▼▼▼

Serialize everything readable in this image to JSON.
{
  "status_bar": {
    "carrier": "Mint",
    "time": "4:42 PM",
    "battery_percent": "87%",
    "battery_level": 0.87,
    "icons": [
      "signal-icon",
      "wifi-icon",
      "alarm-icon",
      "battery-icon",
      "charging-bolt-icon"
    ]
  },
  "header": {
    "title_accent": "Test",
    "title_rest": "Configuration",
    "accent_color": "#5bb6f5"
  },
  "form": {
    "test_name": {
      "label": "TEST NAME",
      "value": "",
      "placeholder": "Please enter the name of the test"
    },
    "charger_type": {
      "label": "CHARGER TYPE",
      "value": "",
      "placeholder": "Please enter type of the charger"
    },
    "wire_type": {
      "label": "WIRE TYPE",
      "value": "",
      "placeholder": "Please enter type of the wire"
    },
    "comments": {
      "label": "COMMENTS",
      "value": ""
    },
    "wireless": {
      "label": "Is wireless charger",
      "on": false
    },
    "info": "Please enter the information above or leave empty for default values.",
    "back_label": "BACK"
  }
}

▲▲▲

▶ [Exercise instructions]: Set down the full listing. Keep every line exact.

▶ [Written response]:
Serialize everything readable in this image to JSON.
{
  "status_bar": {
    "carrier": "Mint",
    "time": "4:42 PM",
    "battery_percent": "87%",
    "battery_level": 0.87,
    "icons": [
      "signal-icon",
      "wifi-icon",
      "alarm-icon",
      "battery-icon",
      "charging-bolt-icon"
    ]
  },
  "header": {
    "title_accent": "Test",
    "title_rest": "Configuration",
    "accent_color": "#5bb6f5"
  },
  "form": {
    "test_name": {
      "label": "TEST NAME",
      "value": "",
      "placeholder": "Please enter the name of the test"
    },
    "charger_type": {
      "label": "CHARGER TYPE",
      "value": "",
      "placeholder": "Please enter type of the charger"
    },
    "wire_type": {
      "label": "WIRE TYPE",
      "value": "",
      "placeholder": "Please enter type of the wire"
    },
    "comments": {
      "label": "COMMENTS",
      "value": ""
    },
    "wireless": {
      "label": "Is wireless charger",
      "on": false
    },
    "info": "Please enter the information above or leave empty for default values.",
    "back_label": "BACK"
  }
}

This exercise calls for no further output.